(With thanks to Pharmacist “Didapper” writing in the Pharmaceutical Journal)
Bald Facts about Treating Glabrescence
As I child I learned that some men will try anything to combat baldness. When my father found an amusing old remedy for baldness and sent it to the letters page of a national newspaper, our postman was soon delivering dozens of letters from desperate people wanting to know where to obtain badger grease.
Since that early experience I have retained an interest in baldness remedies despite also keeping a full head of hair.
It seems that men have always worried about hair loss and been willing to try bizarre remedies. These have often involved animal dung or urine. For instance Hippocrates treated his patients with pigeon droppings and Aristotle applied goats urine to his own glabrescent scalp.
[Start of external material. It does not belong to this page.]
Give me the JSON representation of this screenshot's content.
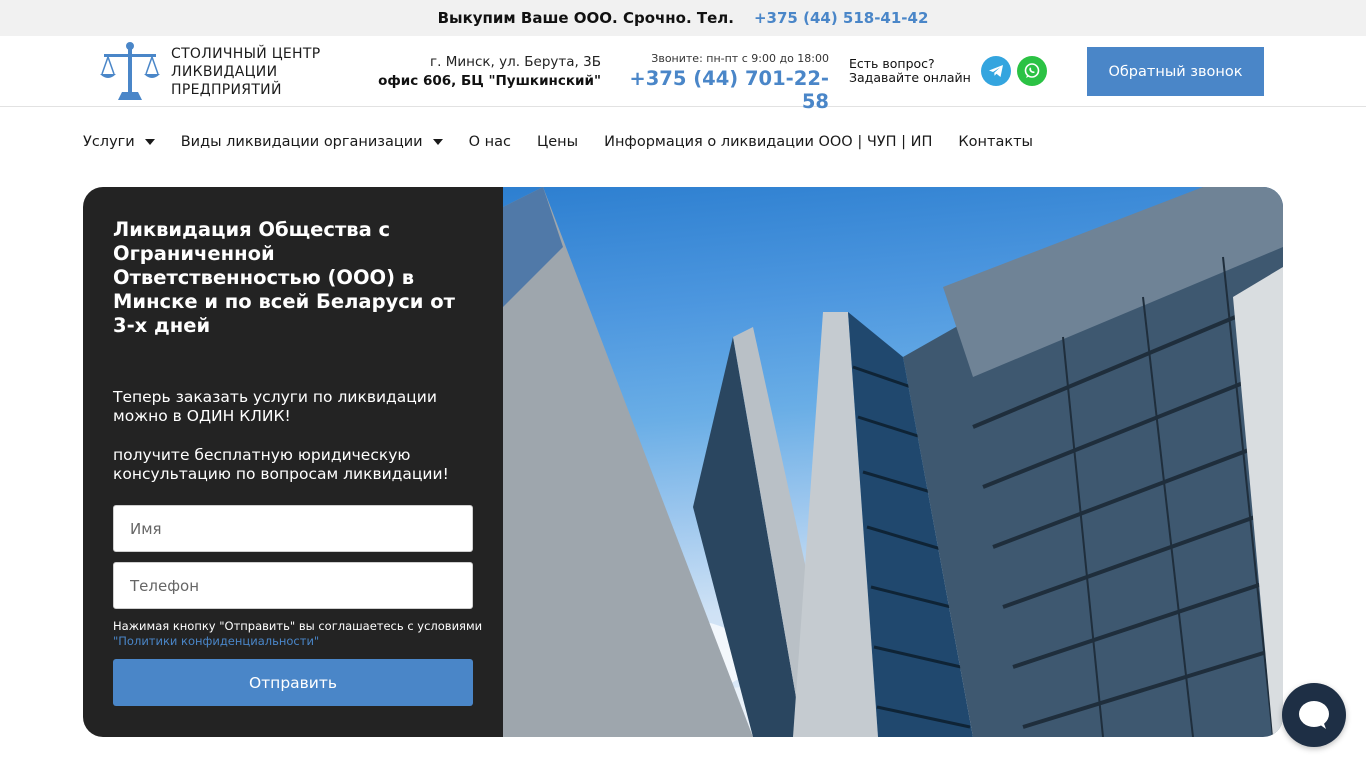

Animal fats have also been popular. One ancient Egyptian text gives a formula that would require a raid on a zoo, since it involves a concoction of fats from lion, hippopotamus, crocodile, goose, snake and ibex.
According to Galen, Cleopatra devised her own scalp rub to treat her balding lover Julius Caesar. The recipe?
Just take equal parts of burnt mouse, burnt vine rag, burnt horse teeth, reed bark, bear’s grease and deer’s marrow, then pound the dry ingredients to powder and mix with the melted grease and marrow and some honey.
Another treatment from Roman times involved mixing ash from the burned genitals of an ass with one’s own urine and rubbing this into the scalp.
Poo, pee and odd animal bits have continued to feature in baldness cures over the centuries. One 17th Century
English physician recommended mouse and hedgehog dung, as well as hedgehog fat mixed with bear’s grease [interesting how often bear's grease comes up in these seemingly disjointed potions!]. Other animal products have included hartshorn shavings, bat’s blood and snake oil.
Is there scientific evidence for any of these treatments? Well one traditional remedy involves having your head licked by a cow, and it has now been demonstrated that bovine saliva contains a small amount of epidermal growth factor, which can stimulate hair follicle activity.
Just do not write in to ask where you can buy cow saliva!
(c) The Pharmaceutical Journal 2010
(c) Roots and Rooted for Image